The present generation of the Garrowey family is only the most recent to bear a name that dates back to the ancient Anglo-Saxon
culture of Britain. Their name comes from having lived on a road near a field or piece of land that was triangular in shape. Further research revealed that the name is derived from the Old English words gara
, meaning "triangular piece of land," and weg
, meaning "path" or "road."
Early Origins of the Garrowey family
The surname Garrowey was first found in Sussex
where they held a family seat
from very ancient times, some say well before the Norman Conquest
and the arrival of Duke William at Hastings in 1066 A.D.
Early History of the Garrowey family
This web page shows only a small excerpt of our Garrowey research.Another 205 words (15 lines of text) covering the years 1595, 1646 and 1639 are included under the topic Early Garrowey History in all our PDF Extended History products and printed products wherever possible.
Garrowey Spelling Variations
Until the dictionary, an invention of only the last few hundred
years, the English language lacked any comprehensive system of spelling rules. Consequently, spelling variations
in names are frequently found in early Anglo-Saxon
and later Anglo-Norman documents. One person's name was often spelled several different ways over a lifetime. The recorded variations of Garrowey include Garroway, Garreway, Carroway, Garraway, Carraway and others.
Early Notables of the Garrowey family (pre 1700)
Another 34 words (2 lines of text) are included under the topic Early Garrowey Notables in all our PDF Extended History products and printed products wherever possible.
Migration of the Garrowey family to Ireland
Some of the Garrowey family moved to Ireland

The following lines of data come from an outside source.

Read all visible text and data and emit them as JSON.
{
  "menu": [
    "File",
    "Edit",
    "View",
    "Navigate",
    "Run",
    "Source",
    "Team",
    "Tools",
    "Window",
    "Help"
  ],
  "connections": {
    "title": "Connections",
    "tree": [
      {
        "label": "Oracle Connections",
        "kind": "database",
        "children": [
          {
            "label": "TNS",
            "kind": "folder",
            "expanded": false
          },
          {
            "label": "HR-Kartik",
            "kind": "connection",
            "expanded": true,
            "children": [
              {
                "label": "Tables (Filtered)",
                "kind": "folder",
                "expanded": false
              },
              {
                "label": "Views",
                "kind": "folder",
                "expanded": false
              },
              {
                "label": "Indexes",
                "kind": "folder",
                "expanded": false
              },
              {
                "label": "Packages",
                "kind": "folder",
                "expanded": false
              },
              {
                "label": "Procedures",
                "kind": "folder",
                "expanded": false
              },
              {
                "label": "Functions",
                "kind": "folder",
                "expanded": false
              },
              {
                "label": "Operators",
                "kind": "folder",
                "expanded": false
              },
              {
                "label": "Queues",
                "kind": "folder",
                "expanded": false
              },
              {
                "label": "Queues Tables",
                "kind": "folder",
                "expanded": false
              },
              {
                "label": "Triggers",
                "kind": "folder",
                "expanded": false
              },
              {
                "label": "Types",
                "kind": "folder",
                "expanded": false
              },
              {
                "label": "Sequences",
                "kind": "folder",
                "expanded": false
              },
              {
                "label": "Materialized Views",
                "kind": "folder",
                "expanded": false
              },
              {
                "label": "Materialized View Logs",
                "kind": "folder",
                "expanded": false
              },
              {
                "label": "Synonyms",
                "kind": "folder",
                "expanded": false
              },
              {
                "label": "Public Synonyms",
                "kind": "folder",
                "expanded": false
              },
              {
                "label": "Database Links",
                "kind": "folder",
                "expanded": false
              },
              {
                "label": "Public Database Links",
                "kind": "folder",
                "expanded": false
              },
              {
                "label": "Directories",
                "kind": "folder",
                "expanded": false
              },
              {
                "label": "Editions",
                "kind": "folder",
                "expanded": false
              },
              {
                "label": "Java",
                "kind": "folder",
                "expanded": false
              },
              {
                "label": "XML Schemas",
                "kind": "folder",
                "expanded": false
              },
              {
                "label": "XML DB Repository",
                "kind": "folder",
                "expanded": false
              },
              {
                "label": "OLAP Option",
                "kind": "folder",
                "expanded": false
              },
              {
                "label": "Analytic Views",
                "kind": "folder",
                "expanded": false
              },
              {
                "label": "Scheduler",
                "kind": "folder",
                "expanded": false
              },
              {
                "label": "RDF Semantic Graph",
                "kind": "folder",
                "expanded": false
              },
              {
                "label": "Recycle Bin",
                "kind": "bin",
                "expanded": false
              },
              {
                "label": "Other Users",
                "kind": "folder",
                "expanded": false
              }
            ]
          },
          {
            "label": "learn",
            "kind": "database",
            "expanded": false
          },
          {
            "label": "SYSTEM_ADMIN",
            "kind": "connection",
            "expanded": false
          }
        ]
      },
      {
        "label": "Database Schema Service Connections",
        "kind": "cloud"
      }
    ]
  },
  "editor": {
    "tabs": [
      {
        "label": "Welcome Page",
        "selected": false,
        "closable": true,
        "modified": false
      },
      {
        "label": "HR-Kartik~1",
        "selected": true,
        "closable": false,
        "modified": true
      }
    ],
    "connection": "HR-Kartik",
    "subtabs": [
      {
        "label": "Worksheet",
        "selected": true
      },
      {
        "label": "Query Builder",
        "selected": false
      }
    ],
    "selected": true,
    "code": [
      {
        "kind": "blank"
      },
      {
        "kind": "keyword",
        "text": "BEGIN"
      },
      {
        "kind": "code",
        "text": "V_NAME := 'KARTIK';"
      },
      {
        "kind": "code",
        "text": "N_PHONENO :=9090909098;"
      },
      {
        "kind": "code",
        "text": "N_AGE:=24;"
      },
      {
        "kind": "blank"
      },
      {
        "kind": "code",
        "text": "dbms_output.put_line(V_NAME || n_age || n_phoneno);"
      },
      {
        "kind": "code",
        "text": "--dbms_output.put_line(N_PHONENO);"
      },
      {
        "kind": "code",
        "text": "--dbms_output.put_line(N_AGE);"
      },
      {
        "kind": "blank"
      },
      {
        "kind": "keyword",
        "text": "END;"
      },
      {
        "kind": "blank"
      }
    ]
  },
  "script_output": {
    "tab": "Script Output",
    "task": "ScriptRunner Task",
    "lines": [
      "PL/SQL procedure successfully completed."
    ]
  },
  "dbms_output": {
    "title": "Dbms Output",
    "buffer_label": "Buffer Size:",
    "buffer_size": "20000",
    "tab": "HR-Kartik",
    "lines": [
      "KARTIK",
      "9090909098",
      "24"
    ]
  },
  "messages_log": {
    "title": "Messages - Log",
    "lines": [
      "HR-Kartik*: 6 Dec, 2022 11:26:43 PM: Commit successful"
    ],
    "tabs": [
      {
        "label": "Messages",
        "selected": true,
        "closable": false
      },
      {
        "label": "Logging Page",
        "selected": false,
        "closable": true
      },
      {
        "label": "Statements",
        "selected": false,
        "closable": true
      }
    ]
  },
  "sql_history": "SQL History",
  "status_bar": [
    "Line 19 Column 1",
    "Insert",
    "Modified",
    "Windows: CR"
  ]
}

, but this topic is not covered in this excerpt.Another 33 words (2 lines of text) about their life in Ireland is included in all our PDF Extended History products and printed products wherever possible.

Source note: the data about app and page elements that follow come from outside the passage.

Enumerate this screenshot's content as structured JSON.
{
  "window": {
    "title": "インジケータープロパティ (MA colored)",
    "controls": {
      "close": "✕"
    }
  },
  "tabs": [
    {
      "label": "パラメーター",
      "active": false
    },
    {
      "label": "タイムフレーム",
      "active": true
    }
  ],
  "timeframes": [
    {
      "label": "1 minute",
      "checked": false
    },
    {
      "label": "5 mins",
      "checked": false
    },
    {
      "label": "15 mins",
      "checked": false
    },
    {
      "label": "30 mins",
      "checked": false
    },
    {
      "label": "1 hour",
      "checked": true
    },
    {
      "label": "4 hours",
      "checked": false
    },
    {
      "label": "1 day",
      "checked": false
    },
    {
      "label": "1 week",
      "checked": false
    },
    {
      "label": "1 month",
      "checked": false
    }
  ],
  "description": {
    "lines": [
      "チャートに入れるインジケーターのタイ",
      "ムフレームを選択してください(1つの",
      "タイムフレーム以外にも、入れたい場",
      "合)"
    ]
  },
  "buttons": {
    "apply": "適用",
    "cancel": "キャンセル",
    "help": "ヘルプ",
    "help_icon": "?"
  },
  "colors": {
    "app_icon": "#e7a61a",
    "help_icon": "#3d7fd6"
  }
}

Migration of the Garrowey family to the New World and Oceana
Thousands of English families boarded ships sailing to the New World in the hope of escaping the unrest found in England
at this time. Although the search for opportunity and freedom from persecution abroad took the lives of many because of the cramped conditions and unsanitary nature of the vessels, the opportunity perceived in the growing colonies of North America beckoned. Many of the settlers who survived the journey went on to make important contributions to the transplanted cultures of their adopted countries. The Garrowey were among these contributors, for they have been located in early North American records: Joan Carroway and her husband John, who settled in Virginia in 1635; Roger Carroway settled in Nevis in 1654; along with his brother William; Jeremiah Garroway settled in Annapolis Maryland in 1723.